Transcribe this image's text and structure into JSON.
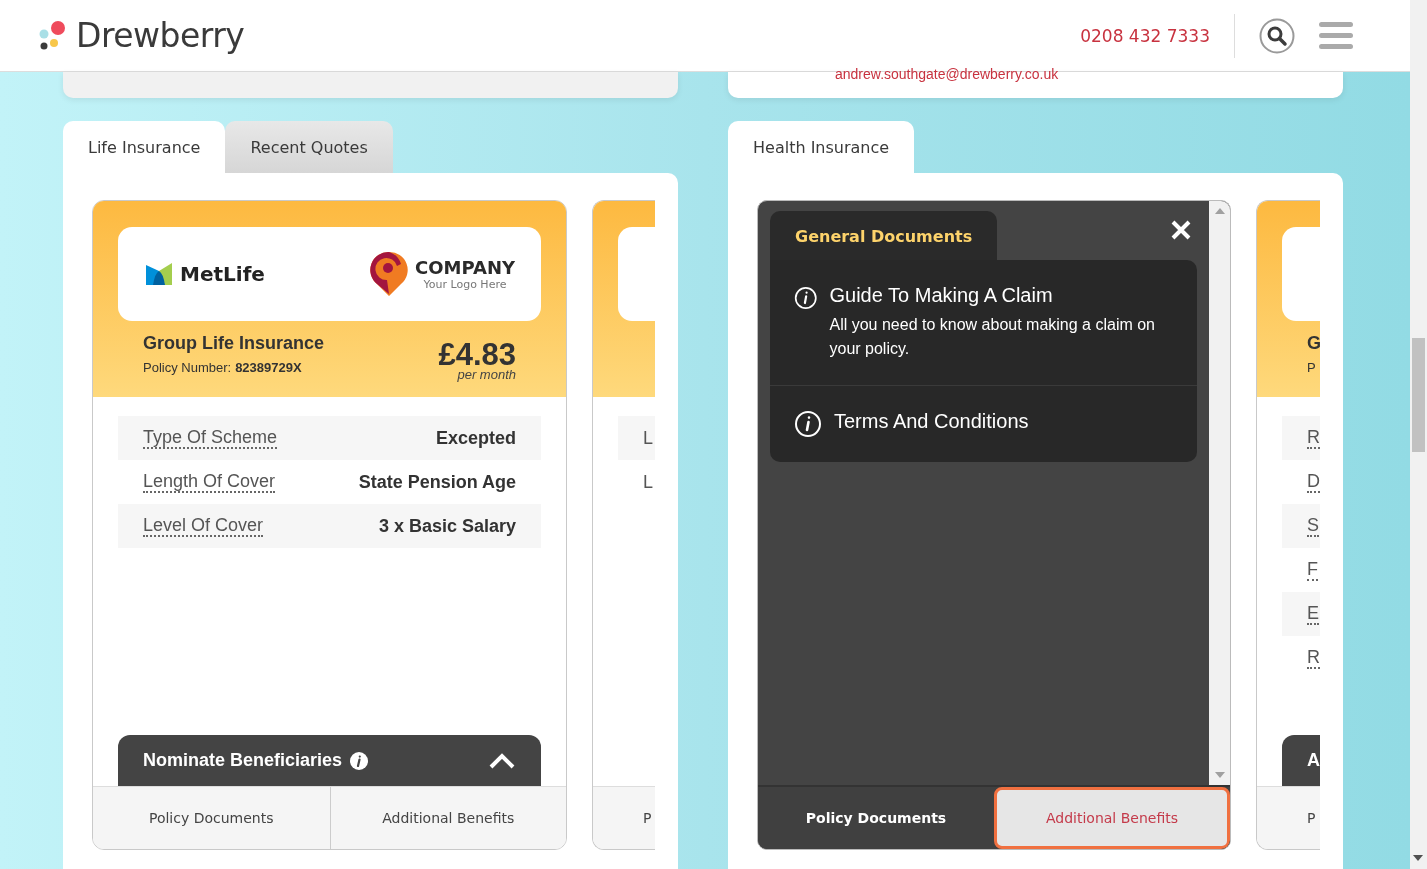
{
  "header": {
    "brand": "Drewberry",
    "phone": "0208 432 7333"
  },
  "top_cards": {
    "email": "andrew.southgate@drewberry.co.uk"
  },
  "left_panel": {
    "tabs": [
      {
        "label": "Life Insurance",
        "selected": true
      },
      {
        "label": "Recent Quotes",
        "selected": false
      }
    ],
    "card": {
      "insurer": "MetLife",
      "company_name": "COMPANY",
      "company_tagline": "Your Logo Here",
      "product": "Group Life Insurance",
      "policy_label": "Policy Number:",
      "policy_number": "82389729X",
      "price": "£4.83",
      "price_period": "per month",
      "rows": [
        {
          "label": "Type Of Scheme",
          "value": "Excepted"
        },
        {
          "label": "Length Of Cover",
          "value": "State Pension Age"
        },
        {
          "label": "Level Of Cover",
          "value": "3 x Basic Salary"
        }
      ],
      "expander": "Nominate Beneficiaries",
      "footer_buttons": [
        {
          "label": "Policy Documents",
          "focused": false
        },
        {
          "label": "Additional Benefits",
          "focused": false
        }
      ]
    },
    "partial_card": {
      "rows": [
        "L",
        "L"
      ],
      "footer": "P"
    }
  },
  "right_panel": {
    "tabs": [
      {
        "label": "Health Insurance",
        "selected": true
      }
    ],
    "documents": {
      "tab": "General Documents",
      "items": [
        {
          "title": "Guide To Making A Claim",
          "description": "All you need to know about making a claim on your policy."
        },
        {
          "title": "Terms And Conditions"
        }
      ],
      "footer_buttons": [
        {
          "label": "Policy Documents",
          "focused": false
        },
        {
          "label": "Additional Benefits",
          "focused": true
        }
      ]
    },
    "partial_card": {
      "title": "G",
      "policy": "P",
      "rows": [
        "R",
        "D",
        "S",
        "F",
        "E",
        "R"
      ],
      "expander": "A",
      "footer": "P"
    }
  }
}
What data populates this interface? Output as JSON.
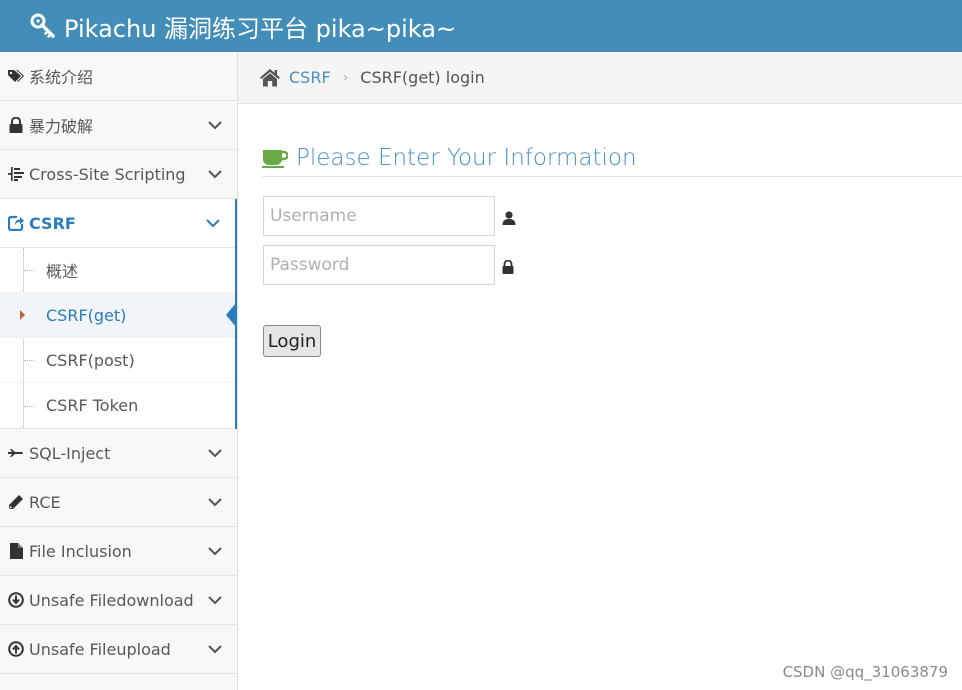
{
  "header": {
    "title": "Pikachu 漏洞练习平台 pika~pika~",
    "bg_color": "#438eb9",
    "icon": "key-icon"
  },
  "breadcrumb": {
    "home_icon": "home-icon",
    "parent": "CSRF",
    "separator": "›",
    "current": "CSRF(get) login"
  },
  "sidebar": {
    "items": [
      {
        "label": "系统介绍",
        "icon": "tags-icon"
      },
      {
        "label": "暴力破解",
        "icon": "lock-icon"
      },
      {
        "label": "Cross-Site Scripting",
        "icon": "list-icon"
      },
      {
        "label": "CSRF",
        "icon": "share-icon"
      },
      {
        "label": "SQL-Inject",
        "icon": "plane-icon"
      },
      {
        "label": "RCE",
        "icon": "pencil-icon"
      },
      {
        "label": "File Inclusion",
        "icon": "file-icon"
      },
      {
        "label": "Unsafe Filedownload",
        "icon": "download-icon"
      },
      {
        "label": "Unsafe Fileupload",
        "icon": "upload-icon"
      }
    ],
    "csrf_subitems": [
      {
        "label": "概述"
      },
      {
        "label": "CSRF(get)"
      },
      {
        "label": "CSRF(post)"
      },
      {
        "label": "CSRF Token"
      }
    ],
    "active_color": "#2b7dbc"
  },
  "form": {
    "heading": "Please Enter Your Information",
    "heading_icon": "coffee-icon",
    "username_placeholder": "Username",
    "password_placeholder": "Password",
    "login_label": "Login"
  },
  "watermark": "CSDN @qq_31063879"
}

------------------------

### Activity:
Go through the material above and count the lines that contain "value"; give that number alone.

### Result of the task:
3